NHS performing well... but future is risky
28 November 2012
The NHS is entering a period of significant risk which could jeopardise progress made over the past decade, according to an assessment of the coalition government's health policies by The King's Fund.
The NHS Confederation has called the analysis "fair and reasonable".
The think tank said that NHS performance was continuing to hold up well but as unprecedented financial pressures start to bite, cracks are beginning to appear, with accident and emergency waits rising and more hospitals in financial difficulty. Because of major organisational changes and the loss of experienced managers, the service is in a precarious position.
The King's Fund said that many of the problems had been in existence since 1997, ie when the last Labour government came to power, so were not of the coalition's making. These include tackling health inequalities and improving patient experience. However, it is too early to judge the impact of the coalition's policies in these areas.
The think tank listed many improvements since the 2010 general election, including MRSA rates falling by 42 per cent and C difficile rates by 55 per cent, breaches relating to mixed sex wards falling by over 96 per cent, and more than £10bn of efficiency savings made through the QIPP (quality, innovation, productivity and prevention) scheme.
However, progress needs to be made on stopping the rise in A&E waiting times, 12 acute or ambulance trusts have been performing below par financially, and 15 foundation trusts finished 2011/12 in deficit.
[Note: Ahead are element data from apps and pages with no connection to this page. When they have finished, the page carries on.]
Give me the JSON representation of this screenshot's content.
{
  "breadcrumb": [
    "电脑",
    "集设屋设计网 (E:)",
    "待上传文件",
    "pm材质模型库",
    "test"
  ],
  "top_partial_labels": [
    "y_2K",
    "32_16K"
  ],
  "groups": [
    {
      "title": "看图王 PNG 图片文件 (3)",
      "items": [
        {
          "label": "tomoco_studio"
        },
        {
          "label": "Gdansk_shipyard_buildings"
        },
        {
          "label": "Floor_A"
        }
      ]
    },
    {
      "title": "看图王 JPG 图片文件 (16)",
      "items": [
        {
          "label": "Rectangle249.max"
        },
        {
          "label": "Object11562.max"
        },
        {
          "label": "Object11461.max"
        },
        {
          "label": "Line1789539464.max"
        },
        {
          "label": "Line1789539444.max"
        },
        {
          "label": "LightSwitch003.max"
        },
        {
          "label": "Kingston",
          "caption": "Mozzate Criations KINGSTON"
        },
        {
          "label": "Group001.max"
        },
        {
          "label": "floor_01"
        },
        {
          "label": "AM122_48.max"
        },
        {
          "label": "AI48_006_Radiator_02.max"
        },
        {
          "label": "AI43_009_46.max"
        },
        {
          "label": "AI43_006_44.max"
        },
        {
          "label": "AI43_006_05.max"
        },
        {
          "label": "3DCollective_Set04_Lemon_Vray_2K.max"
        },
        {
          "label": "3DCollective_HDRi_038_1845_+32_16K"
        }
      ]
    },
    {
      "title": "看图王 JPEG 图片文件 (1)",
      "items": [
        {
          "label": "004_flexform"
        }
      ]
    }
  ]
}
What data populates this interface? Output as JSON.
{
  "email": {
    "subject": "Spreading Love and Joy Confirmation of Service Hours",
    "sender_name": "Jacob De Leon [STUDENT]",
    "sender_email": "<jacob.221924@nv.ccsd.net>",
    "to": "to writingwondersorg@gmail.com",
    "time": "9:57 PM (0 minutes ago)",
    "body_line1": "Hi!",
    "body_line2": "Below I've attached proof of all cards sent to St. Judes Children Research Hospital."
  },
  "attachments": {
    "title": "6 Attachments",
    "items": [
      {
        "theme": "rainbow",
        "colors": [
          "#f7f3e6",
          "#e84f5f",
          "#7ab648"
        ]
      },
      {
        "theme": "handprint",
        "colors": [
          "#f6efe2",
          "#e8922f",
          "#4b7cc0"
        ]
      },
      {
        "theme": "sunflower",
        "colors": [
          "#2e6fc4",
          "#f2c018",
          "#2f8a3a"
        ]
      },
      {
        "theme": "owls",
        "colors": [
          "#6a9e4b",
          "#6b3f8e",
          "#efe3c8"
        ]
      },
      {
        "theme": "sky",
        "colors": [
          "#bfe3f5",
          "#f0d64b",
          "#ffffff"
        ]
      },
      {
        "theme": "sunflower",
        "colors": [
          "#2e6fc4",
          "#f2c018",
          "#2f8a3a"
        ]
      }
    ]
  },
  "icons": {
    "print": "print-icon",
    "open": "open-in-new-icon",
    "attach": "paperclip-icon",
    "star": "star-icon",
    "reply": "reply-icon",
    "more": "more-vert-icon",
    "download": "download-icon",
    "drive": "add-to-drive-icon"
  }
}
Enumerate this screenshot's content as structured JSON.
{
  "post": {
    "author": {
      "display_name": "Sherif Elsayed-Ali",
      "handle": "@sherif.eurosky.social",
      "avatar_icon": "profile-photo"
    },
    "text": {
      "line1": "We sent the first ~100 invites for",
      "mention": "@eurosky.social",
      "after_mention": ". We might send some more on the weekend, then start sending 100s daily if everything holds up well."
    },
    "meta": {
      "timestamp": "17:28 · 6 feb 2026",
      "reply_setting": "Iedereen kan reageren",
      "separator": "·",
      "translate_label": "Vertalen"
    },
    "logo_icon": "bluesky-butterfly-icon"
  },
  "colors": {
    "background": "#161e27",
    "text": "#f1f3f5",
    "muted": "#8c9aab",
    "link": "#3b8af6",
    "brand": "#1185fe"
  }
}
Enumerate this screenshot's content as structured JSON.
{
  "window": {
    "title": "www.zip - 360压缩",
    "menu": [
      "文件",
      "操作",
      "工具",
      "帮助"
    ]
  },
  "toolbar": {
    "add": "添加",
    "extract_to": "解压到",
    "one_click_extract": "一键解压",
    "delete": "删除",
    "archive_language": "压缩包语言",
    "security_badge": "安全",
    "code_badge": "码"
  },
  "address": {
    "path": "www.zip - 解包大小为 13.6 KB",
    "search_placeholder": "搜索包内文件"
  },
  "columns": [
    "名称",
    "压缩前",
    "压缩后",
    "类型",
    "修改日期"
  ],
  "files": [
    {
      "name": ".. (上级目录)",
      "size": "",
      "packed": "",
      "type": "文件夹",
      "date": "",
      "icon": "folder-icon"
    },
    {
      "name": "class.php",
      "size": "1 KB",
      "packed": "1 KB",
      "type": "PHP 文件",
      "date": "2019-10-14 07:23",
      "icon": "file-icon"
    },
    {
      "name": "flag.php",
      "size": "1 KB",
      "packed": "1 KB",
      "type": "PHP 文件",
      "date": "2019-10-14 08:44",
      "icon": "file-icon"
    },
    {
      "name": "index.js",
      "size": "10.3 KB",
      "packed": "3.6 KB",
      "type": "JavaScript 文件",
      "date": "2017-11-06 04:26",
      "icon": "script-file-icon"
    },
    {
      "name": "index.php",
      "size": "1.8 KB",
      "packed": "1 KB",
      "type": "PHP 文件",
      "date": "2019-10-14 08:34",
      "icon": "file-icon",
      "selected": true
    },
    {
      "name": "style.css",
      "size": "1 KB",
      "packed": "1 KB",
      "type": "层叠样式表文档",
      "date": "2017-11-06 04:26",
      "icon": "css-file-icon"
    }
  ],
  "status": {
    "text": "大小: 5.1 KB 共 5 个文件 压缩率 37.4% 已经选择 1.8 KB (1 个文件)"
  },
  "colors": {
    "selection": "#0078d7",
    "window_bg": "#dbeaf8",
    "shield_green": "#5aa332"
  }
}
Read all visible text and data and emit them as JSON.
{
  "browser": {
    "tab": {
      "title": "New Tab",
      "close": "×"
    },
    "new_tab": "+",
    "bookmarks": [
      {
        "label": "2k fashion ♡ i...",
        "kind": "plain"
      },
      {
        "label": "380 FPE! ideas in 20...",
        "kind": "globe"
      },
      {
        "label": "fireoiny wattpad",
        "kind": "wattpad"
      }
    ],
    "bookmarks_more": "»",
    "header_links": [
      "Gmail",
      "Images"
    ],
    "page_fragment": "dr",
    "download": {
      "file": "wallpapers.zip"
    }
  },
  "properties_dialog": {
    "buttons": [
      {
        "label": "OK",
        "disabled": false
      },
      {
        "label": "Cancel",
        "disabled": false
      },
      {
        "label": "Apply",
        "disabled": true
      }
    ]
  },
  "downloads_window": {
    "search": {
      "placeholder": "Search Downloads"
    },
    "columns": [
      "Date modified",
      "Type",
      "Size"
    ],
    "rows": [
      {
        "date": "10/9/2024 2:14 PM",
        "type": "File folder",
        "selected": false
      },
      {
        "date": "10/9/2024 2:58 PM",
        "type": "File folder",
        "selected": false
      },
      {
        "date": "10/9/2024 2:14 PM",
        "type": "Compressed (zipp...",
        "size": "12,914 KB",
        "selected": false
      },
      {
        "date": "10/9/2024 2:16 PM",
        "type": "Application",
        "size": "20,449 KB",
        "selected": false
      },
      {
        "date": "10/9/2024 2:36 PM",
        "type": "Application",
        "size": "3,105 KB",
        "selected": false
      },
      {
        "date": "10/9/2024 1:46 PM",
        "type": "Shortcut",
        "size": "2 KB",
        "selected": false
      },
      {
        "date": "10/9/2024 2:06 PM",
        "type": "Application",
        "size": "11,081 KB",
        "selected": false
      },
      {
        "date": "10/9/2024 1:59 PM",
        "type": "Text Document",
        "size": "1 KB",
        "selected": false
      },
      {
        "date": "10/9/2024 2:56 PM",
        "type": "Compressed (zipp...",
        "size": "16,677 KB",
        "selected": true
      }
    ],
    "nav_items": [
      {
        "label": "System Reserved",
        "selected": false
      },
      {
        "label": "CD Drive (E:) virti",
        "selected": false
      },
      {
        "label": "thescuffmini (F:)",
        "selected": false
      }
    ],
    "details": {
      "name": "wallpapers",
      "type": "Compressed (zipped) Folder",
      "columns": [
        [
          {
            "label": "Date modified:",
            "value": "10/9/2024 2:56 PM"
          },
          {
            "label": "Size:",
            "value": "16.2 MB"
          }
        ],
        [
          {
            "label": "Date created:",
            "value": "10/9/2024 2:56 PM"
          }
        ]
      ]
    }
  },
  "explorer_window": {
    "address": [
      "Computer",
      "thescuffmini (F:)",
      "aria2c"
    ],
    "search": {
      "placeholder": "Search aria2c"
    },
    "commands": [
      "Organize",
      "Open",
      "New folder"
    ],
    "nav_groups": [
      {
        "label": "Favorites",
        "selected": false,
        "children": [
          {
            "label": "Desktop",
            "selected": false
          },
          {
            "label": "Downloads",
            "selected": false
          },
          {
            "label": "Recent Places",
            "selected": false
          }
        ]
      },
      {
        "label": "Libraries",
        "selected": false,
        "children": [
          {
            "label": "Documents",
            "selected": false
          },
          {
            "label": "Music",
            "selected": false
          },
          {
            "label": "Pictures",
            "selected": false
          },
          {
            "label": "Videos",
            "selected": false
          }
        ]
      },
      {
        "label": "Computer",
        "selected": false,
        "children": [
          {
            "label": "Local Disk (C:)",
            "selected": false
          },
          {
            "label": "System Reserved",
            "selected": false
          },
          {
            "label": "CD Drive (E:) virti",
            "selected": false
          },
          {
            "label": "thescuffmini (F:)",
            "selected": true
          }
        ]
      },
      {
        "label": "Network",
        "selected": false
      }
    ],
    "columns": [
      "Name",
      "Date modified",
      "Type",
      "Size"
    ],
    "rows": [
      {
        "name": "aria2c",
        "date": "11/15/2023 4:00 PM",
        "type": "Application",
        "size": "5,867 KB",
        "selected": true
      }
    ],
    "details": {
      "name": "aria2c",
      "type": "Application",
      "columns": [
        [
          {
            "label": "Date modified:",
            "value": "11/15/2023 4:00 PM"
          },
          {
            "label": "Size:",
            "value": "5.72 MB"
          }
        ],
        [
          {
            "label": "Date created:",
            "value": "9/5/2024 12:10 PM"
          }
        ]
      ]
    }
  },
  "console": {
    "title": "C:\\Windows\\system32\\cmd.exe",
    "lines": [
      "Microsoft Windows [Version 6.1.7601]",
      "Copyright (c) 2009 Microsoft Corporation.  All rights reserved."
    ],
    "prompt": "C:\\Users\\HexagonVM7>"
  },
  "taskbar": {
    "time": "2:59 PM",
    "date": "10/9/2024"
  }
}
Also, there has been a rise in emergency admissions for people with long-term conditions and in emergency bed days among the over-65s.
Anna Dixon, director of policy at The King's Fund, said: "The NHS is continuing to perform well but there are treacherous waters ahead. There are huge risks, particularly in ensuring that quality of care does not suffer with the further financial squeeze. The stakes for patients could not be higher, and frontline leaders will have a crucial role to play in meeting the challenges ahead."
She added: "Neither competition nor commissioning reform alone can be relied on to make the improvements needed. Fundamental change will be required to address the challenges of the future as the population ages and health needs change."
Mike Farrar, the NHS Confederation's chief executive, said the think tank had delivered a fair and reasonable report card on the NHS's performance. The health service was undergoing significant reorganisation during a period of immense financial pressure and it was important to acknowledge its successes with patients and staff.
However, he added: "It is clear that there are a number of areas where we have to do much better. In particular, we need to do much more to make sure that every patient receives dignified care every time, and maintain a strong focus on reducing emergency admissions and avoidable mortality. We cannot afford to let standards slip in these important areas."
Labour didn't issue a formal response to the report but the shadow health secretary Andy Burnham reckoned some services were starting to be rationed by the NHS.